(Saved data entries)
= = =

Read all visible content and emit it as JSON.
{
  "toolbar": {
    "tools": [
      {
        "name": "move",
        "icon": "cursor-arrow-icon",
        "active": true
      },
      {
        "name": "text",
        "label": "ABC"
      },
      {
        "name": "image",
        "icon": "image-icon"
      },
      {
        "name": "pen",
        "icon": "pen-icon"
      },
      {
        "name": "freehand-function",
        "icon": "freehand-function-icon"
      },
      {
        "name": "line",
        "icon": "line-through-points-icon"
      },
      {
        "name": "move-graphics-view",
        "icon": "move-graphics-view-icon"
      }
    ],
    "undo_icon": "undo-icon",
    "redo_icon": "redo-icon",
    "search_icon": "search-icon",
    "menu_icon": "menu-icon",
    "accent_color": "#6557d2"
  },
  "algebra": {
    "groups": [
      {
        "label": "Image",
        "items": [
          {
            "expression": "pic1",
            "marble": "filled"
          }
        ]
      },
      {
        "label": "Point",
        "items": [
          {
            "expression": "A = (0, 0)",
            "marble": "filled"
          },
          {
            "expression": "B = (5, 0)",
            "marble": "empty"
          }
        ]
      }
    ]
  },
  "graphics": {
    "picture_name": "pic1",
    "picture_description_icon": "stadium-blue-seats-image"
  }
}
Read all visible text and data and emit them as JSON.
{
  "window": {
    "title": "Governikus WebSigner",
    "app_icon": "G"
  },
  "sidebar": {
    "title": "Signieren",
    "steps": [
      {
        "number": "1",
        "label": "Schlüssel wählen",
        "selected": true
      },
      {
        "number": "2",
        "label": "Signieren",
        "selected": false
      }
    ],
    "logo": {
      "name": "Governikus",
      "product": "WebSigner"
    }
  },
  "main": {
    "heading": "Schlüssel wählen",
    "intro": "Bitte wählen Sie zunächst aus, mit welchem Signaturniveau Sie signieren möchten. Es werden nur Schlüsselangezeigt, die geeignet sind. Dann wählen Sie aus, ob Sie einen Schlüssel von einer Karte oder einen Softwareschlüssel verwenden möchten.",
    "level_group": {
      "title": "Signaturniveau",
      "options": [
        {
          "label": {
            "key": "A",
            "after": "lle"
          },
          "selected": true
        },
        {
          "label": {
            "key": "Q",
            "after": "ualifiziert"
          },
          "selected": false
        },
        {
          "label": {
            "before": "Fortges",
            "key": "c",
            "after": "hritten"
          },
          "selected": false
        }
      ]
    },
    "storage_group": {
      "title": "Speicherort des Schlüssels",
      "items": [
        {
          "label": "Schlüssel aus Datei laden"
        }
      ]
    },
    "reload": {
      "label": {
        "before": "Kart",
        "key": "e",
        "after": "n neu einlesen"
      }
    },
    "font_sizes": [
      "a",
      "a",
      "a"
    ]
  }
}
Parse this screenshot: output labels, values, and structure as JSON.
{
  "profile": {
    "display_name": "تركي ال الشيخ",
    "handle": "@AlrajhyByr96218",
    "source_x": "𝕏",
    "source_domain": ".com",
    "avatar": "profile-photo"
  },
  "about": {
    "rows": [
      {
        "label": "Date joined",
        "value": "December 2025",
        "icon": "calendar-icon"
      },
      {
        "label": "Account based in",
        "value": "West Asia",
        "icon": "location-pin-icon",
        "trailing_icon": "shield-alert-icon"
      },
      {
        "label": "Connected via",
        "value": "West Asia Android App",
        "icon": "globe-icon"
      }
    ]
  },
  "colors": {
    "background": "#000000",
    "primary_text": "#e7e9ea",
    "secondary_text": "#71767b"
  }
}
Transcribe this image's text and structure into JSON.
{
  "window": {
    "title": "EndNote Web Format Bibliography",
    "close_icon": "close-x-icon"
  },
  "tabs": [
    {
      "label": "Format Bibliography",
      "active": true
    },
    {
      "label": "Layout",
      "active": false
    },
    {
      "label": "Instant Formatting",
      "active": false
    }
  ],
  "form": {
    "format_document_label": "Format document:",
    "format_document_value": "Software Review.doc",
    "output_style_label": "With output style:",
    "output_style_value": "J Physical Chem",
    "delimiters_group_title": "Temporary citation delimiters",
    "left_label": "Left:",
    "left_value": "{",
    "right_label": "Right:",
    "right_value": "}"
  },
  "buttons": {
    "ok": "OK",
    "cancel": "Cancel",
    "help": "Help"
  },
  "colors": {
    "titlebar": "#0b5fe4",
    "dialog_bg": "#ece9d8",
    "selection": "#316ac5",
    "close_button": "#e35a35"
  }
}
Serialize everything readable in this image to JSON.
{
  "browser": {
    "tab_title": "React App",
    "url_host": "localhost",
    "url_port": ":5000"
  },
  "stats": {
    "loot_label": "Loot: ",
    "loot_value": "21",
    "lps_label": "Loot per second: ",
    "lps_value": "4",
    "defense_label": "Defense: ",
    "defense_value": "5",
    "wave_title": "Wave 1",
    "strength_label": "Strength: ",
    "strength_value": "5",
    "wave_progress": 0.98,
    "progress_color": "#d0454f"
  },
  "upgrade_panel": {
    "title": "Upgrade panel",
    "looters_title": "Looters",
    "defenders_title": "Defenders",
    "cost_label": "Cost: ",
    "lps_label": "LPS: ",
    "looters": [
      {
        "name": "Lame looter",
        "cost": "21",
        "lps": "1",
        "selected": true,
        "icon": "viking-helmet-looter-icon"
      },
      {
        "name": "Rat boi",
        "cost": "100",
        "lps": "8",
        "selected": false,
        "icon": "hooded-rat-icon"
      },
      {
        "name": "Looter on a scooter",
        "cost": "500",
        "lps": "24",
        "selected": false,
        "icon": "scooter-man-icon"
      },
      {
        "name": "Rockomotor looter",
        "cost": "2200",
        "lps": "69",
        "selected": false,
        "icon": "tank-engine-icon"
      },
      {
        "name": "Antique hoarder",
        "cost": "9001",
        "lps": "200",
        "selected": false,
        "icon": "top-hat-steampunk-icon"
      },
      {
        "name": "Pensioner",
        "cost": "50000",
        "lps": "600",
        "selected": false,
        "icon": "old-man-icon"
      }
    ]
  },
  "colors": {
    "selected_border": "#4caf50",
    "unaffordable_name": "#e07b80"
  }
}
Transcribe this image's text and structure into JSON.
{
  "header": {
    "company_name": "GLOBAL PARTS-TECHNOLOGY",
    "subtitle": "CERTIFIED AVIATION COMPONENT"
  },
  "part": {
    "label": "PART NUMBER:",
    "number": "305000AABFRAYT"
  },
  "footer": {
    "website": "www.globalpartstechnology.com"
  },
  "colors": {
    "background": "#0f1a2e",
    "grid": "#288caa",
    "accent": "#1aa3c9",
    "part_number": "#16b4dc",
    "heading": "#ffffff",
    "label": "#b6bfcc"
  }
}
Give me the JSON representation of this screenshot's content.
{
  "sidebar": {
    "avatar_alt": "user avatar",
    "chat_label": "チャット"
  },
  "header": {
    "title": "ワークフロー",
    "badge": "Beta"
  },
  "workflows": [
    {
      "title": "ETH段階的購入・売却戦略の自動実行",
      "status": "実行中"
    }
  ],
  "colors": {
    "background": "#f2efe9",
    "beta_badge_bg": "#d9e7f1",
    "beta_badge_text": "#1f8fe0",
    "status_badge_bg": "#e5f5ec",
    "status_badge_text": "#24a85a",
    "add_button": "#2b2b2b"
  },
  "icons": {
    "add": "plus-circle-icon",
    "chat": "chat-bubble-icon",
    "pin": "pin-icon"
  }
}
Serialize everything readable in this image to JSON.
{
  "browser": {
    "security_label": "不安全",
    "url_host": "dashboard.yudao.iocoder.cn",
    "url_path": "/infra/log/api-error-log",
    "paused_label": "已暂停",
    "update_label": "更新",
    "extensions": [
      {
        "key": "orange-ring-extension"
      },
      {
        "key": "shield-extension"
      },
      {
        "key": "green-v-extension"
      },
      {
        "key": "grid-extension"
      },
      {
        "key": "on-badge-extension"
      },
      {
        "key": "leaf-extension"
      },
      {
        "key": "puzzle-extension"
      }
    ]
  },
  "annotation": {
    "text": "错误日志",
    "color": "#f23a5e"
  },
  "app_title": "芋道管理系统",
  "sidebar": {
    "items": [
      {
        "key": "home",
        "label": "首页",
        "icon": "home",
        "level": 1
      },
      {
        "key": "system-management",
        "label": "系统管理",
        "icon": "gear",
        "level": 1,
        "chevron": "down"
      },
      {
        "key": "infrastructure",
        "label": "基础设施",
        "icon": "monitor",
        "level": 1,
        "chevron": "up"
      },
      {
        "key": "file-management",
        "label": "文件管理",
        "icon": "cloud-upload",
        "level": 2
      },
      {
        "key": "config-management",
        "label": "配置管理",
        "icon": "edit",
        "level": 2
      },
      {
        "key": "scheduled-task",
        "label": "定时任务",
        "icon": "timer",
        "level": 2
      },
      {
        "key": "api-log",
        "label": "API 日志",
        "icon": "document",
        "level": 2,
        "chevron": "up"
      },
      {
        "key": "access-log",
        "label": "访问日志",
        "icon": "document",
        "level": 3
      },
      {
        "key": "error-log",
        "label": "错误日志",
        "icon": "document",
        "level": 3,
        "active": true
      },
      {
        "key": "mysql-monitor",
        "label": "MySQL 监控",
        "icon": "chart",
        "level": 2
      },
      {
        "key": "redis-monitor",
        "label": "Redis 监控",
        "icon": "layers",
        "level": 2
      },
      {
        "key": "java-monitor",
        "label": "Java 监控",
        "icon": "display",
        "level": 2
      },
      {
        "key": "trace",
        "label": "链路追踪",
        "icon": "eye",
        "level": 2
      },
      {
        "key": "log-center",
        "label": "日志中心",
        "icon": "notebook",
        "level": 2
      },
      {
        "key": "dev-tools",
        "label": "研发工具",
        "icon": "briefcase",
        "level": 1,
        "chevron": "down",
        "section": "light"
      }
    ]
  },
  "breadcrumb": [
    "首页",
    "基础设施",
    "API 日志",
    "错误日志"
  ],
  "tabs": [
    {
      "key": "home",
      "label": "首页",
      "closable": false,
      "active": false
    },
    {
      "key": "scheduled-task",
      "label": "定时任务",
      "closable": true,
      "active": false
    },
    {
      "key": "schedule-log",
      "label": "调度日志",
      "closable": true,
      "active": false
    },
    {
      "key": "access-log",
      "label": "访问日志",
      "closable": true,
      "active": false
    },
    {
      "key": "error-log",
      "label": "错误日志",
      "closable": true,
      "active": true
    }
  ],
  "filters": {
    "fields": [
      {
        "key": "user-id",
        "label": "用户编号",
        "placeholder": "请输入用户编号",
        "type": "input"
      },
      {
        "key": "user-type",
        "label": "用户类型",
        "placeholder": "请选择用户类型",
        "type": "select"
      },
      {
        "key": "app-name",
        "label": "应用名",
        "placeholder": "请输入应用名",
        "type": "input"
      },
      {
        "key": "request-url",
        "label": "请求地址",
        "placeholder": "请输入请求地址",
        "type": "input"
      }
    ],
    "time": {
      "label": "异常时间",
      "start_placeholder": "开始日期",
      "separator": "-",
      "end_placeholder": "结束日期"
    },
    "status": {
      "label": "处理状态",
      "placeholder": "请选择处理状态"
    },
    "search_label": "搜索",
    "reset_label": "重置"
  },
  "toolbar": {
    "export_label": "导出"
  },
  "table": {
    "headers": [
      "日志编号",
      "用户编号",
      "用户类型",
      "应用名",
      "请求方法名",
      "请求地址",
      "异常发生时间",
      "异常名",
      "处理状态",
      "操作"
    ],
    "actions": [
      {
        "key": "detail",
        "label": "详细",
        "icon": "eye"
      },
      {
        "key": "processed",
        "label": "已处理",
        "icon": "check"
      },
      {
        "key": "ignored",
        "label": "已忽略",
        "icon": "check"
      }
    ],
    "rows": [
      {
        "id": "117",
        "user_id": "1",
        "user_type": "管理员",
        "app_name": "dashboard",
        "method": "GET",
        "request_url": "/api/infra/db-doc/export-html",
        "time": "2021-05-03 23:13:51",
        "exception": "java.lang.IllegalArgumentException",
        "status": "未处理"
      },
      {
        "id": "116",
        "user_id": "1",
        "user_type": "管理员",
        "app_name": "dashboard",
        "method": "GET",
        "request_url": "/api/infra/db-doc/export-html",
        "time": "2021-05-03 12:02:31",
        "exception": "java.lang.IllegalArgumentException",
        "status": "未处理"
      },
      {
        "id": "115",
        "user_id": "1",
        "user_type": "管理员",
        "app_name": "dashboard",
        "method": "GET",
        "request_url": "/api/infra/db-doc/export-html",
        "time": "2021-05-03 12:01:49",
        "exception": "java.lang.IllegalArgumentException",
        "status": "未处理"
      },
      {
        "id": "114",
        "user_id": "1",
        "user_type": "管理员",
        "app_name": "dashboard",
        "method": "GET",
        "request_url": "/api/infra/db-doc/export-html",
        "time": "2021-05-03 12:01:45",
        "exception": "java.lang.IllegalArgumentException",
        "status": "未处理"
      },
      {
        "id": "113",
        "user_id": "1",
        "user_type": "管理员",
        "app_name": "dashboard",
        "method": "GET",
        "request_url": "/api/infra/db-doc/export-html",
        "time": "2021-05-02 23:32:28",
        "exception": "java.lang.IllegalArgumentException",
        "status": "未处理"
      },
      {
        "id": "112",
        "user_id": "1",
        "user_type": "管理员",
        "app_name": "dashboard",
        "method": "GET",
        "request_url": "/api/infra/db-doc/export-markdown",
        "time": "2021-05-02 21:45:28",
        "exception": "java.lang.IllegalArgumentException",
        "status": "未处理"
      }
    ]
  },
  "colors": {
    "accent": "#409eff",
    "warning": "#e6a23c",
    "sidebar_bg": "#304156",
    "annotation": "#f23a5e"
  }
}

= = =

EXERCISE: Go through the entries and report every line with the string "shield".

RESPONSE AREA:
        "trailing_icon": "shield-alert-icon"
        "key": "shield-extension"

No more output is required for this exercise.